Dataset records:
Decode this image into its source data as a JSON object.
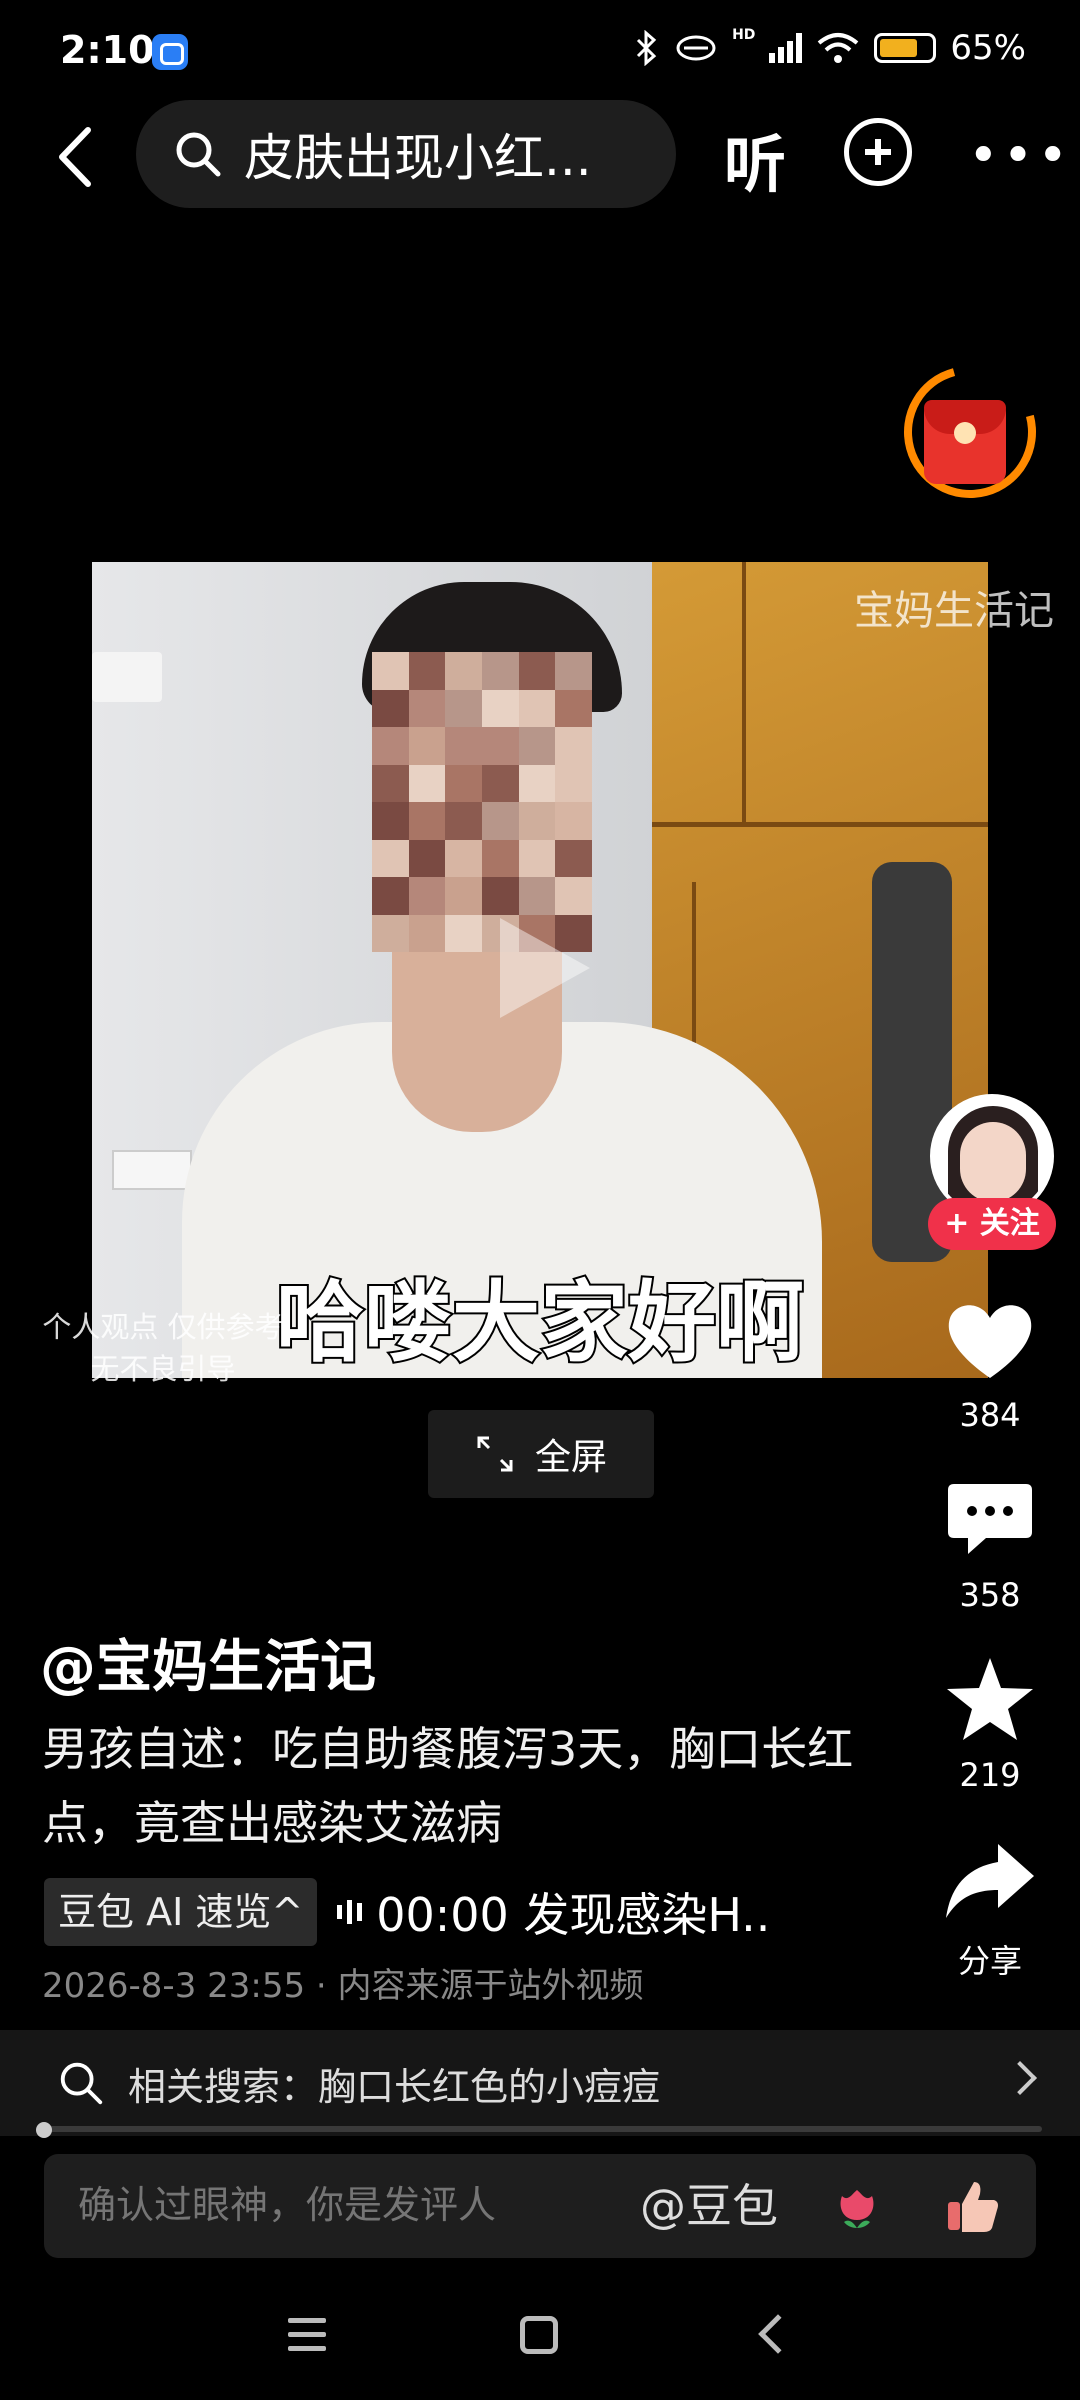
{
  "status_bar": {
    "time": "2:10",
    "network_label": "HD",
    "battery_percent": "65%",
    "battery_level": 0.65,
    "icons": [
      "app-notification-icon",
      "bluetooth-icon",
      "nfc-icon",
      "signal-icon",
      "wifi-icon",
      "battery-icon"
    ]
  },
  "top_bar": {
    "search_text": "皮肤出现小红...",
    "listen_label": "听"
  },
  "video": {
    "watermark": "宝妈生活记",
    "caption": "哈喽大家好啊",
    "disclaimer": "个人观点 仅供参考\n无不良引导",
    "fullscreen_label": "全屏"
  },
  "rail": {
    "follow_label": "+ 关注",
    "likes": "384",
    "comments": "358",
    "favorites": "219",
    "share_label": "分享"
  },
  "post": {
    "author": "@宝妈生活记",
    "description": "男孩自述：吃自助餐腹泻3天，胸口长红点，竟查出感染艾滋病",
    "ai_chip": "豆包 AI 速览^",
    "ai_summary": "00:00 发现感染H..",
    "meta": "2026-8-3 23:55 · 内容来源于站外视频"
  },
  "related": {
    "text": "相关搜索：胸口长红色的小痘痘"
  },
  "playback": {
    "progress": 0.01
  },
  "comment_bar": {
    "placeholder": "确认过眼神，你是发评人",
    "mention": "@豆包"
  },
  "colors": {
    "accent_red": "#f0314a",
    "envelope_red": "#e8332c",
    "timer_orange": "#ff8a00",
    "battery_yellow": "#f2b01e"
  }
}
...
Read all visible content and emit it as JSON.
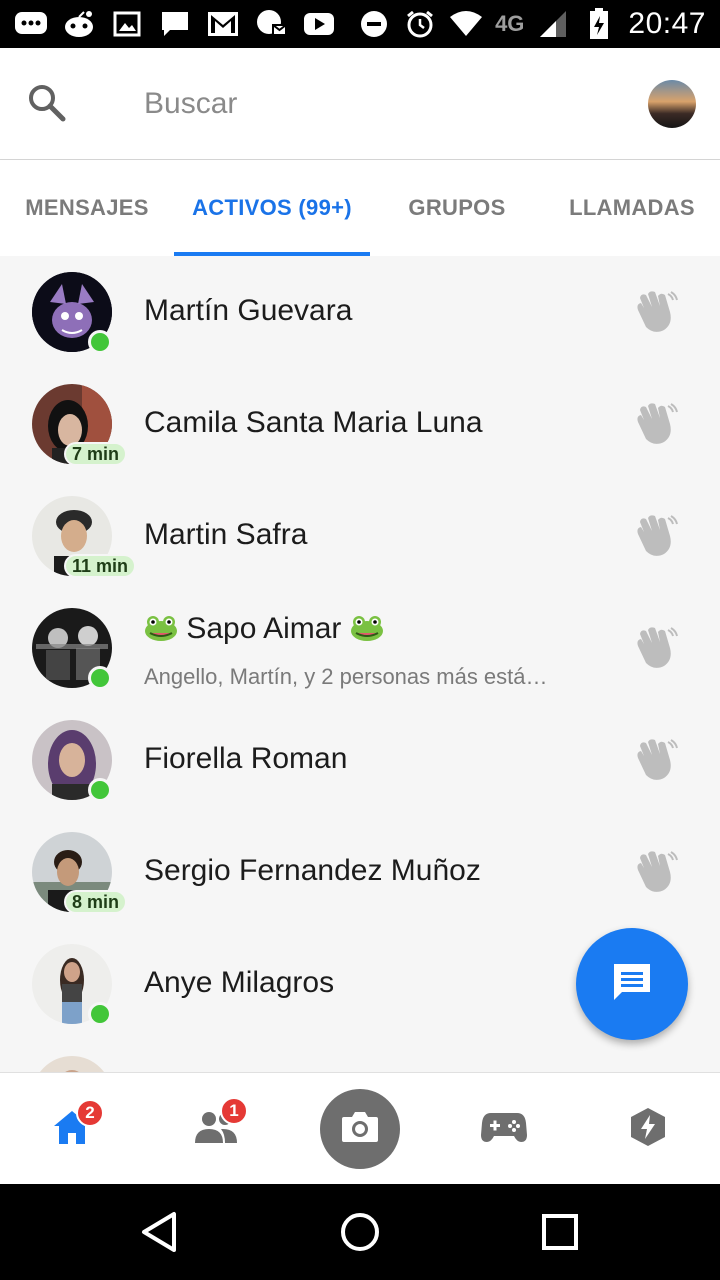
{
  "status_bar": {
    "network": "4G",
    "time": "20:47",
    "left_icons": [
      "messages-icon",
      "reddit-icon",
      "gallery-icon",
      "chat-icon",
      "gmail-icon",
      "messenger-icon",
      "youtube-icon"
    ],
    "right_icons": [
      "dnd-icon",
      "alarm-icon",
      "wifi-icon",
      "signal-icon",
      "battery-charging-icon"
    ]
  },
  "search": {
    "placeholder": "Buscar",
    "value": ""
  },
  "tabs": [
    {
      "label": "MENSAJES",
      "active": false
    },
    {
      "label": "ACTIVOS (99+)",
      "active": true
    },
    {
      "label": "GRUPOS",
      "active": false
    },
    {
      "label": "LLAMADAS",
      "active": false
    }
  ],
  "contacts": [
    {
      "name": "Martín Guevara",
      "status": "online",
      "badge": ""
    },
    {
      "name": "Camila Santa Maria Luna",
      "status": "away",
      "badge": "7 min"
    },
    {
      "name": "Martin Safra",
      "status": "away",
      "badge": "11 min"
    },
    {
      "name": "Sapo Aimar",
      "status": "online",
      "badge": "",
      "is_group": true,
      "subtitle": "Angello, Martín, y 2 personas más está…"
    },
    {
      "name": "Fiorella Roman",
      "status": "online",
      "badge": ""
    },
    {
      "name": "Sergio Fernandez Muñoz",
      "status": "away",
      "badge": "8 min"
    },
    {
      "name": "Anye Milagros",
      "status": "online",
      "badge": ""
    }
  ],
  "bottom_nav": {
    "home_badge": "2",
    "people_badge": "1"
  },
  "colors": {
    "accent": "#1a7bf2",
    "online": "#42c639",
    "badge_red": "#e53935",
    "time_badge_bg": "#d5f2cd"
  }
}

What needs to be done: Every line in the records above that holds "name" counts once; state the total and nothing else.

Response to this task: 7